Assignment |
Working from the listing below, pick each line containing the word "gear" and copy it.

Source records |
____________________

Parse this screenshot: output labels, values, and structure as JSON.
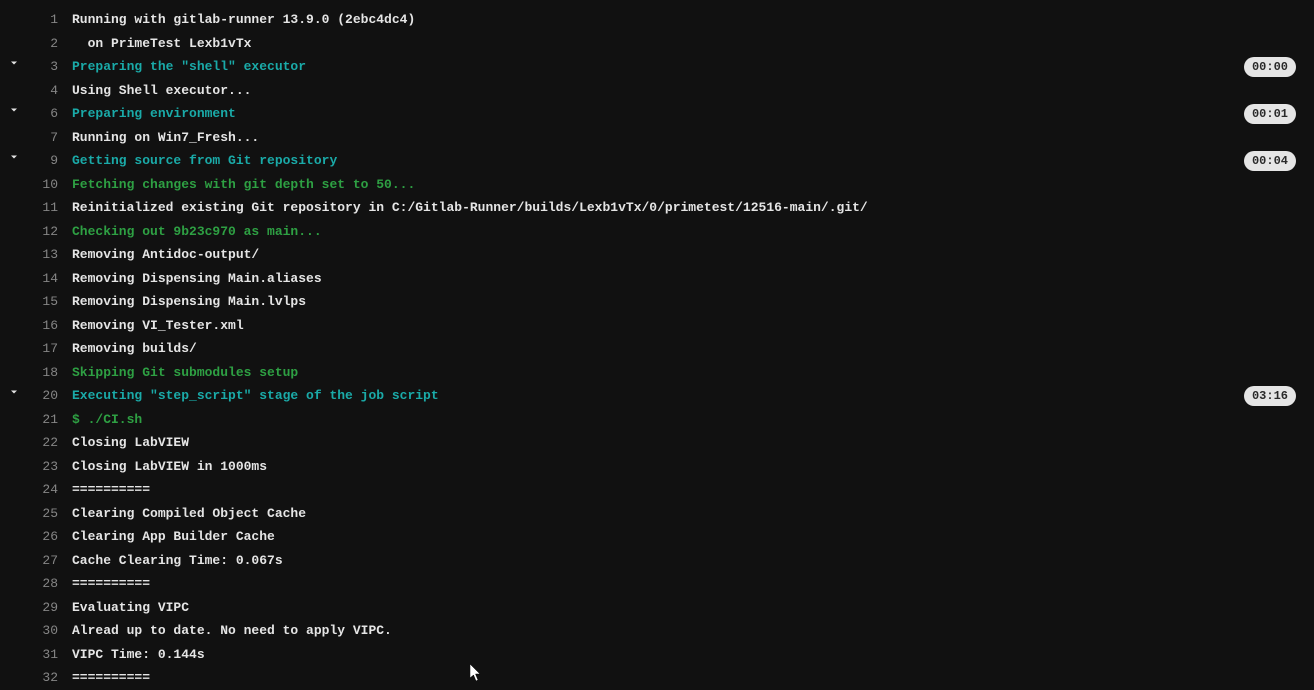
{
  "lines": [
    {
      "num": "1",
      "text": "Running with gitlab-runner 13.9.0 (2ebc4dc4)",
      "color": "white",
      "chevron": false
    },
    {
      "num": "2",
      "text": "  on PrimeTest Lexb1vTx",
      "color": "white",
      "chevron": false
    },
    {
      "num": "3",
      "text": "Preparing the \"shell\" executor",
      "color": "cyan",
      "chevron": true,
      "duration": "00:00"
    },
    {
      "num": "4",
      "text": "Using Shell executor...",
      "color": "white",
      "chevron": false
    },
    {
      "num": "6",
      "text": "Preparing environment",
      "color": "cyan",
      "chevron": true,
      "duration": "00:01"
    },
    {
      "num": "7",
      "text": "Running on Win7_Fresh...",
      "color": "white",
      "chevron": false
    },
    {
      "num": "9",
      "text": "Getting source from Git repository",
      "color": "cyan",
      "chevron": true,
      "duration": "00:04"
    },
    {
      "num": "10",
      "text": "Fetching changes with git depth set to 50...",
      "color": "green",
      "chevron": false
    },
    {
      "num": "11",
      "text": "Reinitialized existing Git repository in C:/Gitlab-Runner/builds/Lexb1vTx/0/primetest/12516-main/.git/",
      "color": "white",
      "chevron": false
    },
    {
      "num": "12",
      "text": "Checking out 9b23c970 as main...",
      "color": "green",
      "chevron": false
    },
    {
      "num": "13",
      "text": "Removing Antidoc-output/",
      "color": "white",
      "chevron": false
    },
    {
      "num": "14",
      "text": "Removing Dispensing Main.aliases",
      "color": "white",
      "chevron": false
    },
    {
      "num": "15",
      "text": "Removing Dispensing Main.lvlps",
      "color": "white",
      "chevron": false
    },
    {
      "num": "16",
      "text": "Removing VI_Tester.xml",
      "color": "white",
      "chevron": false
    },
    {
      "num": "17",
      "text": "Removing builds/",
      "color": "white",
      "chevron": false
    },
    {
      "num": "18",
      "text": "Skipping Git submodules setup",
      "color": "green",
      "chevron": false
    },
    {
      "num": "20",
      "text": "Executing \"step_script\" stage of the job script",
      "color": "cyan",
      "chevron": true,
      "duration": "03:16"
    },
    {
      "num": "21",
      "text": "$ ./CI.sh",
      "color": "green",
      "chevron": false
    },
    {
      "num": "22",
      "text": "Closing LabVIEW",
      "color": "white",
      "chevron": false
    },
    {
      "num": "23",
      "text": "Closing LabVIEW in 1000ms",
      "color": "white",
      "chevron": false
    },
    {
      "num": "24",
      "text": "==========",
      "color": "white",
      "chevron": false
    },
    {
      "num": "25",
      "text": "Clearing Compiled Object Cache",
      "color": "white",
      "chevron": false
    },
    {
      "num": "26",
      "text": "Clearing App Builder Cache",
      "color": "white",
      "chevron": false
    },
    {
      "num": "27",
      "text": "Cache Clearing Time: 0.067s",
      "color": "white",
      "chevron": false
    },
    {
      "num": "28",
      "text": "==========",
      "color": "white",
      "chevron": false
    },
    {
      "num": "29",
      "text": "Evaluating VIPC",
      "color": "white",
      "chevron": false
    },
    {
      "num": "30",
      "text": "Alread up to date. No need to apply VIPC.",
      "color": "white",
      "chevron": false
    },
    {
      "num": "31",
      "text": "VIPC Time: 0.144s",
      "color": "white",
      "chevron": false
    },
    {
      "num": "32",
      "text": "==========",
      "color": "white",
      "chevron": false
    }
  ]
}
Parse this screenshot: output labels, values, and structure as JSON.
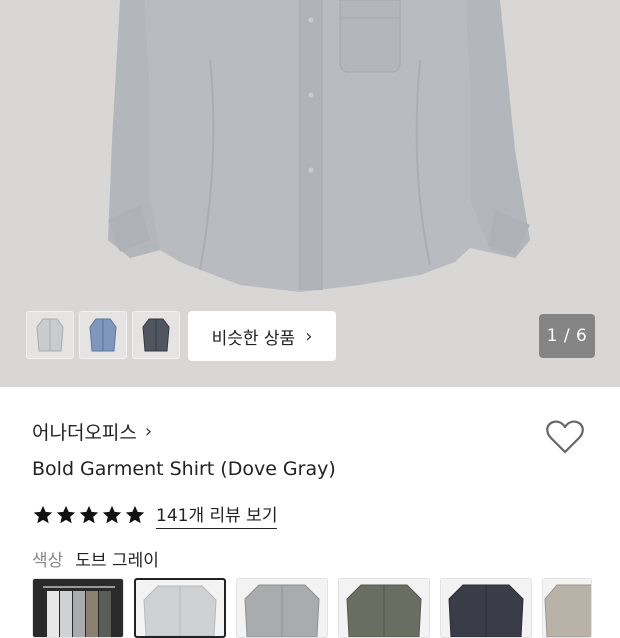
{
  "gallery": {
    "similar_button_label": "비슷한 상품",
    "similar_chevron": "›",
    "page_indicator": "1 / 6",
    "thumbnails": [
      {
        "name": "thumb-gray-shirt",
        "color": "#c9cbcd"
      },
      {
        "name": "thumb-blue-shirt",
        "color": "#7f97bd"
      },
      {
        "name": "thumb-navy-shirt",
        "color": "#4f5660"
      }
    ]
  },
  "product": {
    "brand": "어나더오피스",
    "brand_chevron": "›",
    "title": "Bold Garment Shirt (Dove Gray)",
    "rating_stars": 5,
    "reviews_link": "141개 리뷰 보기",
    "color_label": "색상",
    "color_value": "도브 그레이"
  },
  "swatches": [
    {
      "name": "swatch-all-colors",
      "color": "#2a2a2a",
      "selected": false
    },
    {
      "name": "swatch-dove-gray",
      "color": "#cfd1d3",
      "selected": true
    },
    {
      "name": "swatch-gray",
      "color": "#a9abad",
      "selected": false
    },
    {
      "name": "swatch-olive",
      "color": "#6a6d62",
      "selected": false
    },
    {
      "name": "swatch-navy",
      "color": "#3a3c48",
      "selected": false
    },
    {
      "name": "swatch-beige",
      "color": "#b8b2a8",
      "selected": false
    }
  ],
  "colors": {
    "hero_background": "#d9d7d6",
    "shirt": "#b8bcc0",
    "text_primary": "#222222",
    "text_muted": "#888888"
  }
}
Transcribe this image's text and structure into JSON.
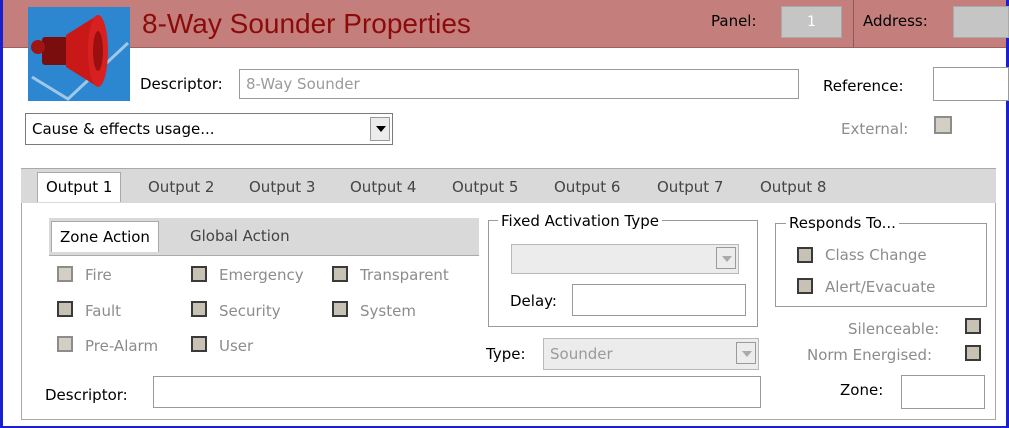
{
  "window": {
    "title": "8-Way Sounder Properties",
    "panel_label": "Panel:",
    "panel_value": "1",
    "address_label": "Address:",
    "address_value": ""
  },
  "header": {
    "descriptor_label": "Descriptor:",
    "descriptor_value": "8-Way Sounder",
    "reference_label": "Reference:",
    "reference_value": "",
    "cause_effects_label": "Cause & effects usage...",
    "external_label": "External:"
  },
  "output_tabs": [
    "Output 1",
    "Output 2",
    "Output 3",
    "Output 4",
    "Output 5",
    "Output 6",
    "Output 7",
    "Output 8"
  ],
  "action_tabs": [
    "Zone Action",
    "Global Action"
  ],
  "zone_actions": {
    "fire": "Fire",
    "fault": "Fault",
    "pre_alarm": "Pre-Alarm",
    "emergency": "Emergency",
    "security": "Security",
    "user": "User",
    "transparent": "Transparent",
    "system": "System"
  },
  "fixed_activation": {
    "title": "Fixed Activation Type",
    "delay_label": "Delay:",
    "delay_value": ""
  },
  "responds_to": {
    "title": "Responds To...",
    "class_change": "Class Change",
    "alert_evacuate": "Alert/Evacuate"
  },
  "output_settings": {
    "type_label": "Type:",
    "type_value": "Sounder",
    "silenceable_label": "Silenceable:",
    "norm_energised_label": "Norm Energised:",
    "zone_label": "Zone:",
    "zone_value": "",
    "descriptor_label": "Descriptor:",
    "descriptor_value": ""
  },
  "icons": {
    "device": "sounder-device-icon"
  },
  "colors": {
    "titlebar": "#c47f7d",
    "title_text": "#8b0b0b",
    "frame_border": "#1a1fd0"
  }
}
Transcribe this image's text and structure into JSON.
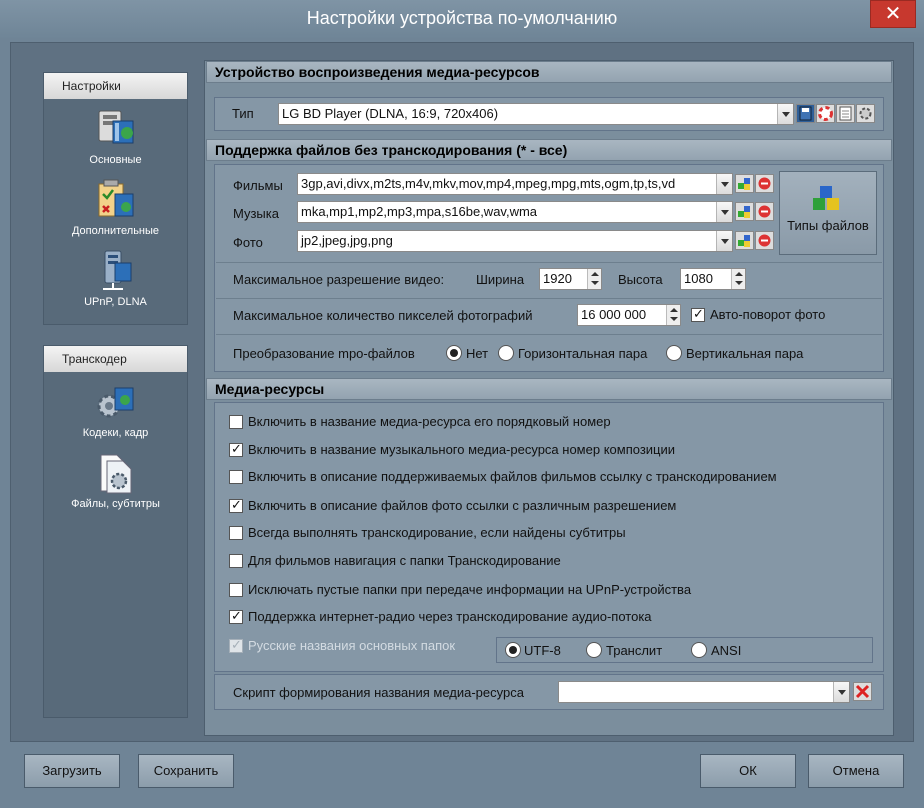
{
  "window": {
    "title": "Настройки устройства по-умолчанию",
    "close": "✕"
  },
  "nav": {
    "settings_header": "Настройки",
    "settings_items": [
      {
        "label": "Основные",
        "icon": "main-settings-icon"
      },
      {
        "label": "Дополнительные",
        "icon": "additional-settings-icon"
      },
      {
        "label": "UPnP, DLNA",
        "icon": "upnp-server-icon"
      }
    ],
    "transcoder_header": "Транскодер",
    "transcoder_items": [
      {
        "label": "Кодеки, кадр",
        "icon": "codecs-gear-icon"
      },
      {
        "label": "Файлы, субтитры",
        "icon": "files-gear-icon"
      }
    ]
  },
  "device": {
    "header": "Устройство воспроизведения медиа-ресурсов",
    "type_label": "Тип",
    "type_value": "LG BD Player (DLNA, 16:9, 720x406)"
  },
  "support": {
    "header": "Поддержка файлов без транскодирования (* - все)",
    "rows": [
      {
        "label": "Фильмы",
        "value": "3gp,avi,divx,m2ts,m4v,mkv,mov,mp4,mpeg,mpg,mts,ogm,tp,ts,vd"
      },
      {
        "label": "Музыка",
        "value": "mka,mp1,mp2,mp3,mpa,s16be,wav,wma"
      },
      {
        "label": "Фото",
        "value": "jp2,jpeg,jpg,png"
      }
    ],
    "file_types_button": "Типы файлов",
    "max_res_label": "Максимальное разрешение видео:",
    "width_label": "Ширина",
    "width_value": "1920",
    "height_label": "Высота",
    "height_value": "1080",
    "max_pixels_label": "Максимальное количество пикселей фотографий",
    "max_pixels_value": "16 000 000",
    "auto_rotate_label": "Авто-поворот фото",
    "auto_rotate_checked": true,
    "mpo_label": "Преобразование mpo-файлов",
    "mpo_options": [
      "Нет",
      "Горизонтальная пара",
      "Вертикальная пара"
    ],
    "mpo_selected": 0
  },
  "media": {
    "header": "Медиа-ресурсы",
    "options": [
      {
        "label": "Включить в название медиа-ресурса его порядковый номер",
        "checked": false
      },
      {
        "label": "Включить в название музыкального медиа-ресурса номер композиции",
        "checked": true
      },
      {
        "label": "Включить в описание поддерживаемых файлов фильмов ссылку с транскодированием",
        "checked": false
      },
      {
        "label": "Включить в описание файлов фото ссылки с различным разрешением",
        "checked": true
      },
      {
        "label": "Всегда выполнять транскодирование, если найдены субтитры",
        "checked": false
      },
      {
        "label": "Для фильмов навигация с папки Транскодирование",
        "checked": false
      },
      {
        "label": "Исключать пустые папки при передаче информации на  UPnP-устройства",
        "checked": false
      },
      {
        "label": "Поддержка интернет-радио через транскодирование аудио-потока",
        "checked": true
      }
    ],
    "russian_names_label": "Русские названия основных папок",
    "russian_names_checked": true,
    "encoding_options": [
      "UTF-8",
      "Транслит",
      "ANSI"
    ],
    "encoding_selected": 0,
    "script_label": "Скрипт формирования названия медиа-ресурса",
    "script_value": ""
  },
  "footer": {
    "load": "Загрузить",
    "save": "Сохранить",
    "ok": "ОК",
    "cancel": "Отмена"
  }
}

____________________

Task output |
        "icon": "codecs-gear-icon"
        "icon": "files-gear-icon"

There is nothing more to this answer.